Requirement:
Return the lines below in which the string "label" occurs.

App and web page records:
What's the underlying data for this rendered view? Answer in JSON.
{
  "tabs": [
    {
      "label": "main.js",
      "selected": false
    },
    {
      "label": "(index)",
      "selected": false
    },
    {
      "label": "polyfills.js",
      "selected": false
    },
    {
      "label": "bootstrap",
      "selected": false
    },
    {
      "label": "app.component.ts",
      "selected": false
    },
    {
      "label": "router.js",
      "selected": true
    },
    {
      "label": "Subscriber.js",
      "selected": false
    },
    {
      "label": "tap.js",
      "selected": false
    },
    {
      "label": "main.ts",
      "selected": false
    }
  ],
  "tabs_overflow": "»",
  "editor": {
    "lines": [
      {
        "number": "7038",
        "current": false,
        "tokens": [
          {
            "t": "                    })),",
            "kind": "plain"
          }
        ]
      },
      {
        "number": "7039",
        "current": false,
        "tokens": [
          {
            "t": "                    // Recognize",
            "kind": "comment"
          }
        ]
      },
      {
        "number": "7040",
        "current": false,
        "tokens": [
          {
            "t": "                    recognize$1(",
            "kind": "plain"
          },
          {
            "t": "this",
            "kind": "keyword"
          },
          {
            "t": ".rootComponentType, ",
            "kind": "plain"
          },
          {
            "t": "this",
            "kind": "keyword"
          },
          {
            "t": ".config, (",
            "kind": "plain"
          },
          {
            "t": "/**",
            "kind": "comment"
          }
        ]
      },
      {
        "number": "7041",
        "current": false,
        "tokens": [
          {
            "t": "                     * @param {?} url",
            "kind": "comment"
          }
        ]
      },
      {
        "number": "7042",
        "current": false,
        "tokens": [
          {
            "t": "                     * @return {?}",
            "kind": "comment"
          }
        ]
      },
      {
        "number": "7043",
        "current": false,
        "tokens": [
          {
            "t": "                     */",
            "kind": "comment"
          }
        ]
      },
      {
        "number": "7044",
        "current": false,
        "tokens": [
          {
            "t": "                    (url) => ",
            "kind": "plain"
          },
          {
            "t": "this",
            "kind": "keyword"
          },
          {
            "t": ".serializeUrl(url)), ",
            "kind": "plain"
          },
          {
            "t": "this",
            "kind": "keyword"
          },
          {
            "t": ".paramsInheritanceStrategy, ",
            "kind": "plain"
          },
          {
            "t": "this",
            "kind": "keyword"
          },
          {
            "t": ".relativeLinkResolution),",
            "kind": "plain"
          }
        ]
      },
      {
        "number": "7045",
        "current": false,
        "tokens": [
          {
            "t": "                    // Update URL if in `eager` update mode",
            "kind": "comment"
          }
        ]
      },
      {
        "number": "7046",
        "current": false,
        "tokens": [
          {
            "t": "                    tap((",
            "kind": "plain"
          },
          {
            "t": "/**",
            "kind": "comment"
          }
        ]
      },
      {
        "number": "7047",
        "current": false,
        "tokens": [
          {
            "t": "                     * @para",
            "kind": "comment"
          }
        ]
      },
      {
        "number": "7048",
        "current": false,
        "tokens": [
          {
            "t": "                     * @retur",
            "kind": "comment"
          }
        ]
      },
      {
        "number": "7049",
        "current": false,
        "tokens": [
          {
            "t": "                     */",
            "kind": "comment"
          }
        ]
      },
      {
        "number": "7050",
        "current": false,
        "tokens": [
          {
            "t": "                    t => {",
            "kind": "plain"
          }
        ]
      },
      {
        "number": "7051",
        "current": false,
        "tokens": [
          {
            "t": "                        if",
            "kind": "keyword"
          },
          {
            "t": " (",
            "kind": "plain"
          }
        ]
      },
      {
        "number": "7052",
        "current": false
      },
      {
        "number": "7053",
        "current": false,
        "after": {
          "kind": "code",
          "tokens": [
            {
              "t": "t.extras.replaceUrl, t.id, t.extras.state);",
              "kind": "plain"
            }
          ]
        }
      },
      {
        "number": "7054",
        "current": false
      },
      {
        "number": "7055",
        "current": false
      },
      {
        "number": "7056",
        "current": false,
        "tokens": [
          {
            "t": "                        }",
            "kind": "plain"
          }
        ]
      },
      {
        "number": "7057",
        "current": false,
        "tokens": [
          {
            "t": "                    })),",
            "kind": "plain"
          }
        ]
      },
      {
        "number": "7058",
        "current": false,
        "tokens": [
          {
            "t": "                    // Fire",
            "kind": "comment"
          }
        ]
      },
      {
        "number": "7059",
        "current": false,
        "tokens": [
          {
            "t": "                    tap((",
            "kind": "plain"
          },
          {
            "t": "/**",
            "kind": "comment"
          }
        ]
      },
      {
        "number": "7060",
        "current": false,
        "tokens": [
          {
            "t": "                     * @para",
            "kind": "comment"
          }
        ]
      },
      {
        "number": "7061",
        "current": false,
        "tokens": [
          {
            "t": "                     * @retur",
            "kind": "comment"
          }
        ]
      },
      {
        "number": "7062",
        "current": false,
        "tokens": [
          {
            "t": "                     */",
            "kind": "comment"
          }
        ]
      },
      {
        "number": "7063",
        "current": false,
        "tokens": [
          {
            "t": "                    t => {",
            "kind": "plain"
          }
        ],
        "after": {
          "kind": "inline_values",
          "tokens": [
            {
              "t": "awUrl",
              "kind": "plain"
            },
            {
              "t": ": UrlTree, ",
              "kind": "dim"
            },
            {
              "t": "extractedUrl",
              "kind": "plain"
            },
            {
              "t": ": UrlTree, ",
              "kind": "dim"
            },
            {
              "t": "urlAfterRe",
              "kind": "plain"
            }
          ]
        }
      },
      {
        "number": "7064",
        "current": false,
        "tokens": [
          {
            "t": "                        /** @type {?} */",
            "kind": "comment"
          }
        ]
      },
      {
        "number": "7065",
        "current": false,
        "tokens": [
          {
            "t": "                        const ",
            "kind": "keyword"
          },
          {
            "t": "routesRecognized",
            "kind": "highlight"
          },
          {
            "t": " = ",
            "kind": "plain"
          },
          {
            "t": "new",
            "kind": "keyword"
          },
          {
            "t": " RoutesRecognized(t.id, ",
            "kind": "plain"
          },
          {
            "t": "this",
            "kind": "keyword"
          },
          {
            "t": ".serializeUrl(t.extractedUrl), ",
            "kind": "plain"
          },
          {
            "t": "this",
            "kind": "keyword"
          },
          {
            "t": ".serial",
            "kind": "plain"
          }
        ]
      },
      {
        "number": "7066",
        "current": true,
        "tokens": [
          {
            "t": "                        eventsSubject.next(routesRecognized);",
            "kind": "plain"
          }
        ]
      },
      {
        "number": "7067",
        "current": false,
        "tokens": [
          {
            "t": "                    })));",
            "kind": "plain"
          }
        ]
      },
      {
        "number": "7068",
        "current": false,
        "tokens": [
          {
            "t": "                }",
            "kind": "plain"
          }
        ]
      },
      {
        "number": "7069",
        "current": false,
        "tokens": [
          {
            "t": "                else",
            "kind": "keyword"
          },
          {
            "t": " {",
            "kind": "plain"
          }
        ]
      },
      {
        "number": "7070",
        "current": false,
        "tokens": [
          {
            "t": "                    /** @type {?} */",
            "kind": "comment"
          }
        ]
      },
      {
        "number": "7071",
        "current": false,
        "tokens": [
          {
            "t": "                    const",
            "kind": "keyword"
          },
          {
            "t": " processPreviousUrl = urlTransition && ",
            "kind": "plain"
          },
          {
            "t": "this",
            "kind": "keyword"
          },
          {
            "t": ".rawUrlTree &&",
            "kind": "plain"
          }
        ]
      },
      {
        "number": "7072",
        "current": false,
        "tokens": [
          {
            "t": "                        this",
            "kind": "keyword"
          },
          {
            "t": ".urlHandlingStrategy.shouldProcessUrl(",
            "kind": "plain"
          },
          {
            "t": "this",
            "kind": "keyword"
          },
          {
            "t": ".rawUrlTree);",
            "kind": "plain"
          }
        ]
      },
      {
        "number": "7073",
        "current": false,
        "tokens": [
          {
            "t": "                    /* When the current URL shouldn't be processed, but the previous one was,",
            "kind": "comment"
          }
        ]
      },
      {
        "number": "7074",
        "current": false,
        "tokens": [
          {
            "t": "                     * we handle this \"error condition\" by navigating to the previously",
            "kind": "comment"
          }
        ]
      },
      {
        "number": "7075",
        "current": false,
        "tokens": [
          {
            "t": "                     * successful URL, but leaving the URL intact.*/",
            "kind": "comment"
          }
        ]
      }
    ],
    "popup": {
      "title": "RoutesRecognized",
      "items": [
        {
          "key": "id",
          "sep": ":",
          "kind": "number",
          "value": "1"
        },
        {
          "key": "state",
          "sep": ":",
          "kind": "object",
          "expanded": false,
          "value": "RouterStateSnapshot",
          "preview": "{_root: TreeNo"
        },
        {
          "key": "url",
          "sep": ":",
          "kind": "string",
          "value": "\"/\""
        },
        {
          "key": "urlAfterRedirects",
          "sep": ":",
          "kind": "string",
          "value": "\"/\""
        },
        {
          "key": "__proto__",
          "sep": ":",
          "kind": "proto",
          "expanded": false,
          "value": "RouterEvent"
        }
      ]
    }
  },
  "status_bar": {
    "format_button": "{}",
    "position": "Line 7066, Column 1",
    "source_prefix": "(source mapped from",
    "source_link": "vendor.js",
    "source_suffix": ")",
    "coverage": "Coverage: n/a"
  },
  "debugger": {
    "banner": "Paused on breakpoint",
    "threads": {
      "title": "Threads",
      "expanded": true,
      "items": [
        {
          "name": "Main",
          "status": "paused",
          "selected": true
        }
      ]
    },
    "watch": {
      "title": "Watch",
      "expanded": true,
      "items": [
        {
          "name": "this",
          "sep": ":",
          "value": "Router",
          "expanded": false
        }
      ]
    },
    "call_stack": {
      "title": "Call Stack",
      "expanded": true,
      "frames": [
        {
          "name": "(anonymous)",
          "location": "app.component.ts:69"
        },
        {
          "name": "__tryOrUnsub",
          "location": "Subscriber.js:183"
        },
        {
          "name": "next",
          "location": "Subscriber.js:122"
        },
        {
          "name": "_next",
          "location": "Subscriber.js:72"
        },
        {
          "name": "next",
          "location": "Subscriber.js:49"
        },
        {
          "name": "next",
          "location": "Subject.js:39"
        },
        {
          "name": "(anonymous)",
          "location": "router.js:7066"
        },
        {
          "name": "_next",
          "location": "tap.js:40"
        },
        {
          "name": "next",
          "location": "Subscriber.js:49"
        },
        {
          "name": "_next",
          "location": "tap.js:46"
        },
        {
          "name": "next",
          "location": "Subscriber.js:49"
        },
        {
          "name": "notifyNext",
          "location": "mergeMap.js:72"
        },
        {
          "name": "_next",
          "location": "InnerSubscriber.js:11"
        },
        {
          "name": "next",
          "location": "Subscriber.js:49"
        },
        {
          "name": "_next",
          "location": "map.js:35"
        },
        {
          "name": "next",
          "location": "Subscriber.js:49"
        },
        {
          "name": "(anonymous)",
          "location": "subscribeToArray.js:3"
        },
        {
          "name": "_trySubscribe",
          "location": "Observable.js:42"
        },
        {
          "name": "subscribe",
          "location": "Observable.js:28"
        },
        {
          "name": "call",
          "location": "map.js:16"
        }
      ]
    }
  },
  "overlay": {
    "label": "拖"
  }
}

Written solution:
      "label": "main.js",
      "label": "(index)",
      "label": "polyfills.js",
      "label": "bootstrap",
      "label": "app.component.ts",
      "label": "router.js",
      "label": "Subscriber.js",
      "label": "tap.js",
      "label": "main.ts",
    "label": "拖"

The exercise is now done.